Choline Nutrition Programs Brain Development Via DNA and Histone Methylation
Jan Krzysztof Blusztajn,
Tiffany J. Mellott.
Choline is an essential nutrient for humans. Metabolically choline is used for the synthesis of membrane
phospholipids (e.g. phosphatidylcholine), as a precursor of the neurotransmitter acetylcholine, and, following oxidation to
betaine, choline functions as a methyl group donor in a pathway that produces S-adenosylmethionine. As a methyl donor
choline influences DNA and histone methylation – two central epigenomic processes that regulate gene expression.
Because the fetus and neonate have high demands for choline, its dietary intake during pregnancy and lactation is

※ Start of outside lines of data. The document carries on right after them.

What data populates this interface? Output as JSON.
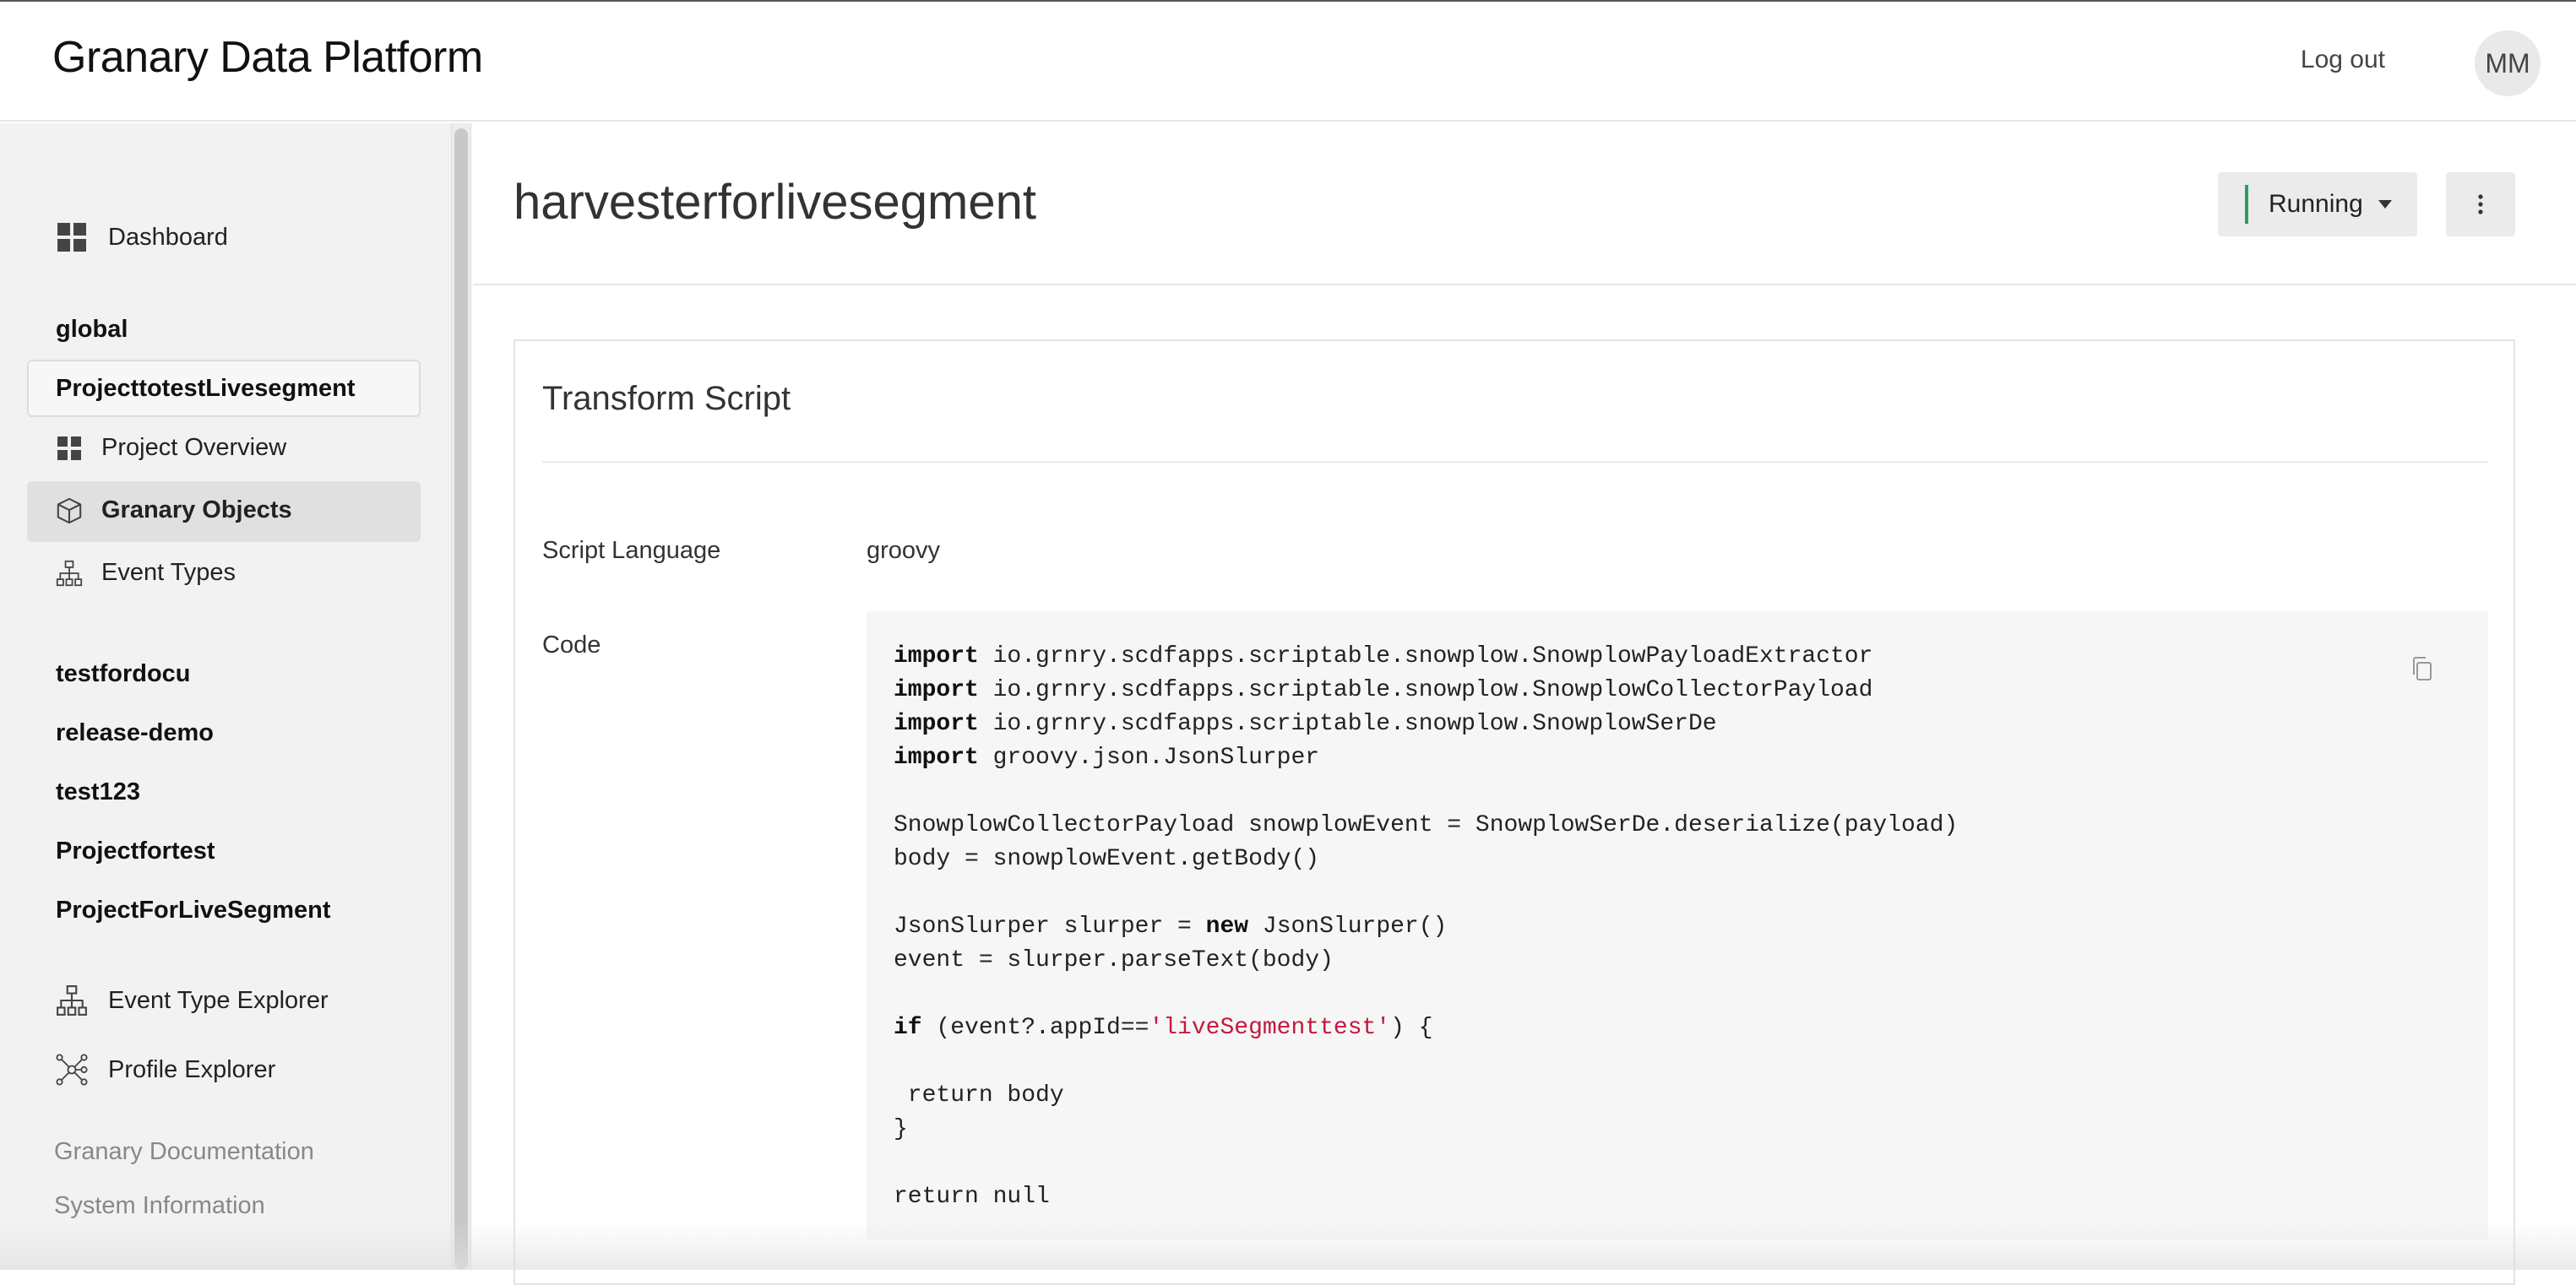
{
  "header": {
    "app_title": "Granary Data Platform",
    "logout_label": "Log out",
    "avatar_initials": "MM"
  },
  "sidebar": {
    "dashboard_label": "Dashboard",
    "global_label": "global",
    "current_project": "ProjecttotestLivesegment",
    "project_items": [
      {
        "label": "Project Overview",
        "icon": "grid-icon"
      },
      {
        "label": "Granary Objects",
        "icon": "cube-icon",
        "active": true
      },
      {
        "label": "Event Types",
        "icon": "hierarchy-icon"
      }
    ],
    "projects": [
      "testfordocu",
      "release-demo",
      "test123",
      "Projectfortest",
      "ProjectForLiveSegment"
    ],
    "explorers": [
      {
        "label": "Event Type Explorer",
        "icon": "hierarchy-icon"
      },
      {
        "label": "Profile Explorer",
        "icon": "network-icon"
      }
    ],
    "footer_links": [
      "Granary Documentation",
      "System Information"
    ]
  },
  "page": {
    "title": "harvesterforlivesegment",
    "status_label": "Running",
    "status_color": "#2e9d5a"
  },
  "card": {
    "title": "Transform Script",
    "script_language_label": "Script Language",
    "script_language_value": "groovy",
    "code_label": "Code",
    "code_lines": [
      "import io.grnry.scdfapps.scriptable.snowplow.SnowplowPayloadExtractor",
      "import io.grnry.scdfapps.scriptable.snowplow.SnowplowCollectorPayload",
      "import io.grnry.scdfapps.scriptable.snowplow.SnowplowSerDe",
      "import groovy.json.JsonSlurper",
      "",
      "SnowplowCollectorPayload snowplowEvent = SnowplowSerDe.deserialize(payload)",
      "body = snowplowEvent.getBody()",
      "",
      "JsonSlurper slurper = new JsonSlurper()",
      "event = slurper.parseText(body)",
      "",
      "if (event?.appId=='liveSegmenttest') {",
      "",
      " return body",
      "}",
      "",
      "return null"
    ]
  }
}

particularly important for normal development of the offspring. Studies in rodents have shown that high choline intake
during gestation improves cognitive function in adulthood and prevents memory decline associated with old age. These
behavioral changes are accompanied by electrophysiological, neuroanatomical, and neurochemical changes and by altered
patterns of expression of multiple cortical and hippocampal genes including those encoding key proteins that contribute to
the biochemical mechanisms of learning and memory. These actions of choline are observed long after the exposure to the
nutrient ended (months) and correlate with fetal hepatic and cerebral cortical choline-evoked changes in global- and genespecific
DNA cytosine methylation and with dramatic changes of the methylation pattern of lysine residues 4, 9 and 27 of
histone H3. Moreover, gestational choline modulates the expression of DNA (Dnmt1, Dnmt3a) and histone
(G9a/Ehmt2/Kmt1c, Suv39h1/Kmt1a) methyltransferases. In addition to the central role of DNA and histone methylation
in brain development, these processes are highly dynamic in adult brain, modulate the expression of genes critical for
synaptic plasticity, and are involved in mechanisms of learning and memory. A recent study documented that in a cohort
of normal elderly people, verbal and visual memory function correlated positively with the amount of dietary choline
consumption. It will be important to determine if these actions of choline on human cognition are mediated by epigenomic
mechanisms or by its influence on acetylcholine or phospholipid synthesis.
Keywords: Brain, choline, DNA, histone, memory, methylation, nutrition, pregnancy
Rights & PermissionsPrintExport